All lines containing the string "Exchange" must be copied from the entries.

_Materials provided_:
'''

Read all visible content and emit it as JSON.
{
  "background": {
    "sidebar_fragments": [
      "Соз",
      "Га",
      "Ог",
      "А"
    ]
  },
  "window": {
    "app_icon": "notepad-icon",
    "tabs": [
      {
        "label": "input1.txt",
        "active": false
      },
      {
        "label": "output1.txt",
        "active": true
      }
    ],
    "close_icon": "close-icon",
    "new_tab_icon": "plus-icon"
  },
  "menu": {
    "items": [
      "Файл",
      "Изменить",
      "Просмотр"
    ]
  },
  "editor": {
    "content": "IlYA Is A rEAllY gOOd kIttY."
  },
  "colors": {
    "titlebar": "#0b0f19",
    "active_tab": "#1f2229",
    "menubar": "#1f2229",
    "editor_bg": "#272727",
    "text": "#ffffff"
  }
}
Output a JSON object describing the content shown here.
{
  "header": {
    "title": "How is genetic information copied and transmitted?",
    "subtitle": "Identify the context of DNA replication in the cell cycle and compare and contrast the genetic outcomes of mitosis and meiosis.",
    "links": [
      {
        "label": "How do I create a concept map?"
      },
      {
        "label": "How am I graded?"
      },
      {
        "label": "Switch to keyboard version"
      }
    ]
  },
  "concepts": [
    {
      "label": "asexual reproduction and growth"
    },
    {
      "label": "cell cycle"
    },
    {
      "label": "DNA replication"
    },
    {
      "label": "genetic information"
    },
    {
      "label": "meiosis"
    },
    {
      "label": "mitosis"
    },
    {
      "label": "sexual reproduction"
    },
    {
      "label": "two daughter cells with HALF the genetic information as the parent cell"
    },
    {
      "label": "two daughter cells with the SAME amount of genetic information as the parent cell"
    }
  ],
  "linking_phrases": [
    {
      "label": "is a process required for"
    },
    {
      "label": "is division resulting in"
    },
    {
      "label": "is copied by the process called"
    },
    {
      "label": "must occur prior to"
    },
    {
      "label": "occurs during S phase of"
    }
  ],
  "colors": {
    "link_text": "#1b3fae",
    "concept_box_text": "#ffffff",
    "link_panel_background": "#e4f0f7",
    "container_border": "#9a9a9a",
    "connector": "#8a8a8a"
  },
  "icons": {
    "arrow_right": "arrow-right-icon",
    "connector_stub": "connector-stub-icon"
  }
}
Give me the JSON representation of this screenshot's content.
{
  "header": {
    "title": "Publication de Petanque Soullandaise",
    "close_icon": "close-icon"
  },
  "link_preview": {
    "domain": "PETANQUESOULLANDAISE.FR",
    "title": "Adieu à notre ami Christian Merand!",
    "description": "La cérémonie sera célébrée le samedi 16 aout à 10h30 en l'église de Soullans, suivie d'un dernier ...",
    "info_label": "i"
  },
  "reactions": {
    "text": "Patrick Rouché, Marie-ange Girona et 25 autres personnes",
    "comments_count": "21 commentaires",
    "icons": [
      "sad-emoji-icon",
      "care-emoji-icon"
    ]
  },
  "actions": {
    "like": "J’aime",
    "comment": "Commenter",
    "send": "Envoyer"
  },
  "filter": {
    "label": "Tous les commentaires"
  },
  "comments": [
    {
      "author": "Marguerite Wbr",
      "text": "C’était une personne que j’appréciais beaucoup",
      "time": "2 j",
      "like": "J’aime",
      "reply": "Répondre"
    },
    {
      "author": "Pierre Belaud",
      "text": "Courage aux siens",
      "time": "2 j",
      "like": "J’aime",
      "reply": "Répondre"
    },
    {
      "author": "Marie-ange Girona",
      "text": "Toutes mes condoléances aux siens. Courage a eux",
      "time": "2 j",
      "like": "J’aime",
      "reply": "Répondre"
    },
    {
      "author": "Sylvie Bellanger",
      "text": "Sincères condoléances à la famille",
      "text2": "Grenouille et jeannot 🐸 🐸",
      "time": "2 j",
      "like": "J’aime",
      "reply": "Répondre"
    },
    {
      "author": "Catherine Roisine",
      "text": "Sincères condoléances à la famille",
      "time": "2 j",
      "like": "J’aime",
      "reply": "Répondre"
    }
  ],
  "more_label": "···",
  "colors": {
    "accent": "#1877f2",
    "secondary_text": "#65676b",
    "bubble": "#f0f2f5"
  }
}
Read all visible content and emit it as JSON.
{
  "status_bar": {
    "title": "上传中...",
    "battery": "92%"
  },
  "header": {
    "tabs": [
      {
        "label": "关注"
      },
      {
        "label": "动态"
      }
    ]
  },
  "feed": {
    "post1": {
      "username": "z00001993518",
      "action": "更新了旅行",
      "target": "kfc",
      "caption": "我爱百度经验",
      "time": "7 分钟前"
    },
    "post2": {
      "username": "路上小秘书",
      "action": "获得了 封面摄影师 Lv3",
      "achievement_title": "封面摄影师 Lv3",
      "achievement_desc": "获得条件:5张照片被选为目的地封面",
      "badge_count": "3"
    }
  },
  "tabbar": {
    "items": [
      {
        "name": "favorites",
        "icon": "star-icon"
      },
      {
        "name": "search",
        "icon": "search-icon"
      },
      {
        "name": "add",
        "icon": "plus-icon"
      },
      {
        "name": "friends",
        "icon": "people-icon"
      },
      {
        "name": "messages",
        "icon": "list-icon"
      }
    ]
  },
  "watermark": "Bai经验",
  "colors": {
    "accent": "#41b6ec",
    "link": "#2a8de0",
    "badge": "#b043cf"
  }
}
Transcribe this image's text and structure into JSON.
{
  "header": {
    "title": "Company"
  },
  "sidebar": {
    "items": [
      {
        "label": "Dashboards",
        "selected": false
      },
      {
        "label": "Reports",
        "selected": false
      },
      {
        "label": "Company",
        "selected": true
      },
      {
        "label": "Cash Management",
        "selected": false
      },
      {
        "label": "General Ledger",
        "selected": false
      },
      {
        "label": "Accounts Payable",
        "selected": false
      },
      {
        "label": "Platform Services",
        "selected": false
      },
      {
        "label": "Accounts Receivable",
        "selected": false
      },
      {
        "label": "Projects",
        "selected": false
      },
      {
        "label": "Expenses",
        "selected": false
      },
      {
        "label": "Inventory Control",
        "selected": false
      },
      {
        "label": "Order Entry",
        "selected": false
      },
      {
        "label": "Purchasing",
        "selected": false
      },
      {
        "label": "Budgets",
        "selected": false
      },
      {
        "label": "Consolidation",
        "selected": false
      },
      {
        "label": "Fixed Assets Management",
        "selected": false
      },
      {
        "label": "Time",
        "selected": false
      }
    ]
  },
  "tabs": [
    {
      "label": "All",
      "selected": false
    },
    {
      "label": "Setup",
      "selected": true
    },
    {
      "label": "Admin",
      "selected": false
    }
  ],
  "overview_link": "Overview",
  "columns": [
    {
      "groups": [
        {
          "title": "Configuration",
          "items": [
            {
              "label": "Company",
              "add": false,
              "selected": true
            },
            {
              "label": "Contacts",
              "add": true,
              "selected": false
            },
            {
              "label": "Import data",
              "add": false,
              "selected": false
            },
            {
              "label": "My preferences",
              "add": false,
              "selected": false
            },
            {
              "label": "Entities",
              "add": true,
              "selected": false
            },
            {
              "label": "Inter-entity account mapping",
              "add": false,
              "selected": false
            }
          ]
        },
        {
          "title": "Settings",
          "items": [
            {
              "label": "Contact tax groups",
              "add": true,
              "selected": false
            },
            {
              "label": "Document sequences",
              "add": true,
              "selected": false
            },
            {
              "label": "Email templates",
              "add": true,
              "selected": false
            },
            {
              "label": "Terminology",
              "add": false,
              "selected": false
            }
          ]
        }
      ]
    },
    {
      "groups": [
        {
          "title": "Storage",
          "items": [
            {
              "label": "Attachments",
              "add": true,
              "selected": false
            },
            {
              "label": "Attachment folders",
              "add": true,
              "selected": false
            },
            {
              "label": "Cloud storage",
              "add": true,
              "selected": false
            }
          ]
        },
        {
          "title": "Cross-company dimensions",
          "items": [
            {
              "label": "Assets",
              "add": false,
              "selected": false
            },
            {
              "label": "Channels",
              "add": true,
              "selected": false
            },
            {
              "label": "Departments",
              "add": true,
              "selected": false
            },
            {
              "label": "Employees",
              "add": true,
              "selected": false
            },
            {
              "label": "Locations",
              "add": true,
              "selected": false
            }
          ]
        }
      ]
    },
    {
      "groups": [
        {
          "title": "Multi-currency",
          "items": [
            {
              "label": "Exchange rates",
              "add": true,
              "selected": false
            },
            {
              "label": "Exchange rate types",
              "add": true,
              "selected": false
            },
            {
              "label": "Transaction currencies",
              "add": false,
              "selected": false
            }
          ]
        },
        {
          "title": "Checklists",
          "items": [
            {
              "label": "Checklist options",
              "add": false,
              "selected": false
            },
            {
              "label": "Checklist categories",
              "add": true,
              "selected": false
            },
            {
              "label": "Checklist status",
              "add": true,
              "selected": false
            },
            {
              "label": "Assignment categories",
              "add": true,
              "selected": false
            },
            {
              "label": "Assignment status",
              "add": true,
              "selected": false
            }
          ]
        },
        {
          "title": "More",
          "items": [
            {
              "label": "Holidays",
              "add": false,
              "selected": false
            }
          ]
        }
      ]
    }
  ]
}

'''

_Output of the exercise_:
              "label": "Exchange rates",
              "label": "Exchange rate types",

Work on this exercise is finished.